Drawing on a thorough review of these and additional national evidence, the BPS was designed as an activation and guidance programme that provides integrated, long-term support to young people who are NEET. This entails action plans that are co-developed by young BPS beneficiaries and guidance counsellors, tailored to youth’s needs, aspirations and assets; and referrals that are based on a detailed understanding of verified, local services. The development of local communities of practice as well as at various levels of governance supports this approach.

With support from CBPEP and UNICEF, and in collaboration with all project partners, the first BPS pilot will be rolled out in Atlantis in the Western Cape Province. It is the team’s aim to add an additional pilot in Orange Farm in Gauteng.

BPS pilot sites

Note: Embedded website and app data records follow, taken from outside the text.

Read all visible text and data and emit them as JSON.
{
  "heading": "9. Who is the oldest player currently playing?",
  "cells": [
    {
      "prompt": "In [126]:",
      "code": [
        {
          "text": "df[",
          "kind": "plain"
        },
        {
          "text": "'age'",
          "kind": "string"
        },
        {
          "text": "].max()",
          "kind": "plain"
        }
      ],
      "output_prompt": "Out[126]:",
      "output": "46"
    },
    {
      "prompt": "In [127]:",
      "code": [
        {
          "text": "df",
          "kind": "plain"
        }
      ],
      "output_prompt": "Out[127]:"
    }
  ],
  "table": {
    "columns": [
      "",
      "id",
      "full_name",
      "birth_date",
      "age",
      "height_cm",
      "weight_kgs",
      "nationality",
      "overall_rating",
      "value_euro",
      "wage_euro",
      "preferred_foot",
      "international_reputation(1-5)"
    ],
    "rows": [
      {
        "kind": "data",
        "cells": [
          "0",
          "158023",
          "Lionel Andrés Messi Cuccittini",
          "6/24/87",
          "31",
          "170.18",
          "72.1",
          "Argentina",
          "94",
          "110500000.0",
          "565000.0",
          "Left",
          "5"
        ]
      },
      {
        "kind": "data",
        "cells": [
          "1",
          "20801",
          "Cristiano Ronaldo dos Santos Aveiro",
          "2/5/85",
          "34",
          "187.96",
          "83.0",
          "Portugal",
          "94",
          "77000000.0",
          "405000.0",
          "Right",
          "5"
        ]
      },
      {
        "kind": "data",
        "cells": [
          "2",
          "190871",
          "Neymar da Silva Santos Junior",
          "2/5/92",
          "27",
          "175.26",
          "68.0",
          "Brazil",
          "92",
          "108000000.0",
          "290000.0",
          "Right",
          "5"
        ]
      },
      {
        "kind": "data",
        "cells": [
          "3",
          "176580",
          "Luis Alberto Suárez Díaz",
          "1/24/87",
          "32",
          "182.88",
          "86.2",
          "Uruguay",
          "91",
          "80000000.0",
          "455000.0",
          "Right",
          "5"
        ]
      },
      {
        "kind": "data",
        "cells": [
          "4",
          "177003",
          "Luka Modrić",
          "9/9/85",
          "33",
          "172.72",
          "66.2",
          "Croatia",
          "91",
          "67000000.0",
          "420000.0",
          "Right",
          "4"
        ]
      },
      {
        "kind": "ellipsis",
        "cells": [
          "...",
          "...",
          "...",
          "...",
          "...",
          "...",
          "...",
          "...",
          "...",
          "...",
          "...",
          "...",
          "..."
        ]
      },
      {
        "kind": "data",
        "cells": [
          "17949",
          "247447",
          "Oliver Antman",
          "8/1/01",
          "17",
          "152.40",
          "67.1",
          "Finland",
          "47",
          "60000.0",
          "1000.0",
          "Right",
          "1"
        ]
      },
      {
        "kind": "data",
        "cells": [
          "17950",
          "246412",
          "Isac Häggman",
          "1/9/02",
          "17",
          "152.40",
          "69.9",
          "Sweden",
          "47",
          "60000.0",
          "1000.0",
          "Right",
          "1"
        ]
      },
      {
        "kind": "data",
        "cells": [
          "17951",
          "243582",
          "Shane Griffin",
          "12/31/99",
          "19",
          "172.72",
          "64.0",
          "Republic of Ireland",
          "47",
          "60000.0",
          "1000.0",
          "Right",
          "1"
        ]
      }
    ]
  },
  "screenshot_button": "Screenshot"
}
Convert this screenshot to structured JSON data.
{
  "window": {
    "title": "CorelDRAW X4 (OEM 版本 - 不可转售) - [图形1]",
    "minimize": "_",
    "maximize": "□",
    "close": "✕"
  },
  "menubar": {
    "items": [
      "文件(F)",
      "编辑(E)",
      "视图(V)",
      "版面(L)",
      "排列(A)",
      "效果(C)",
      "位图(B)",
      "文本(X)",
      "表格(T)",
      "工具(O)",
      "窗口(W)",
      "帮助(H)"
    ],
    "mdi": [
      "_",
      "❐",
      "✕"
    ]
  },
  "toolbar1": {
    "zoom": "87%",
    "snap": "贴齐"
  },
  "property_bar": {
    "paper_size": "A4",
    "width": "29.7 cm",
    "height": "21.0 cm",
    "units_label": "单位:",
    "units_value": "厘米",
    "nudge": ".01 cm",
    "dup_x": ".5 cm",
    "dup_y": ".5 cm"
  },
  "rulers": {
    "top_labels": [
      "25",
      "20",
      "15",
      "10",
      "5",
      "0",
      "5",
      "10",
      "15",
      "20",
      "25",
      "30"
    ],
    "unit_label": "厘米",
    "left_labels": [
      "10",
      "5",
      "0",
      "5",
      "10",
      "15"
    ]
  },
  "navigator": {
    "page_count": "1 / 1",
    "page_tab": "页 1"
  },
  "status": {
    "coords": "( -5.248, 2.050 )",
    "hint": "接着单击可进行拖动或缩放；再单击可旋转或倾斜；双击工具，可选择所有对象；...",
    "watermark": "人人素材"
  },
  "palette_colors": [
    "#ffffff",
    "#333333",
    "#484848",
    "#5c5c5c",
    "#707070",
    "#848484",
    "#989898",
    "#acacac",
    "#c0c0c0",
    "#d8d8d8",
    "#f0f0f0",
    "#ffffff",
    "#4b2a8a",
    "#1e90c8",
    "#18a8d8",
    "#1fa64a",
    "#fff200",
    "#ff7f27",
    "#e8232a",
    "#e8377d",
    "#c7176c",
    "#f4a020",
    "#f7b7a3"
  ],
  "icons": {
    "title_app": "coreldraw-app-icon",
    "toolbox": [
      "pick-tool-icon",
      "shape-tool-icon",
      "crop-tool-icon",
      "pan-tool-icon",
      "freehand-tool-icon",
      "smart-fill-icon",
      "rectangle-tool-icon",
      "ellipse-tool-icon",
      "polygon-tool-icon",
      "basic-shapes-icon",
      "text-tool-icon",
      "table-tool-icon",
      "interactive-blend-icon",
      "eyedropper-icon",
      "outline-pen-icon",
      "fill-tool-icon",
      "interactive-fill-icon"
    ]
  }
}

Read more: Piloting the Basic Package of Support – a case for investment.

Watch: The Basic Package of Support from a young person’s perspective.



Brooks, S. K., Webster, R. K., Smith, L. E., Woodland, L., Wessely, S., Greenberg, N., & Rubin, G. J. (2020). The psychological impact of quarantine and how to reduce it: rapid review of the evidence. The Lancet.

Casale, D. and Posel, D. (2020) Gender and the early effects of the COVID-19 crisis in the paid and unpaid economies in South Africa. National Income Dynamics (NIDS)-Coronavirus Rapid Mobile Survey (CRAM). Wave 1. Working Paper No. 4.

De Lannoy, A., & Basic Package of Support research consortium (2019) Towards a Basic Package of Support for Young People who are not in Employment, Education or Training (NEET) in South Africa. Project summary report. Cape Town: Southern Africa Labour and Development Research Unit, University of Cape Town; J-PAL Africa; Centre for Social Development in Africa, University of Johannesburg; The Jobs Fund; Capacity Building Programme for Employment Promotion, Government Technical Advisory Centre & DG Murray Trust.

Forbes, M. K., & Krueger, R. F. (2019). The great recession and mental health in the United States. Clinical Psychological Science, 7(5), 900–913.

Hiswåls, A.-S., Marttila, A., Mälstam, E., & Macassa, G. (2017). Experiences of unemployment and well-being after job loss during economic recession: Results of a qualitative study in east central Sweden. Journal of Public Health Research, 6(3).

Jain, R., Bassier, I., Budlender, J., Zizzamia, R. (2020). The labour market and poverty impacts of covid-19 in South Africa: An update with NIDS-CRAM Wave 2 Cape Town: SALDRU, UCT. (SALDRU Working Paper No. 272).

Menec, V. H., Newall, N. E., Mackenzie, C. S., Shooshtari, S., & Nowicki, S. (2020). Examining social isolation and loneliness in combination in relation to social support and psychological distress using Canadian Longitudinal Study of Aging (CLSA) data. PloS One, 15(3), e0230673.

Mohohlwane, N., Taylor, S. & Shepherd, D. (2020) Covid-19 and basic education: Evaluating the initial impact of the return to schooling. National Income Dynamics (NIDS)-Coronavirus Rapid Mobile Survey (CRAM) Wave 2 Working Paper No.11.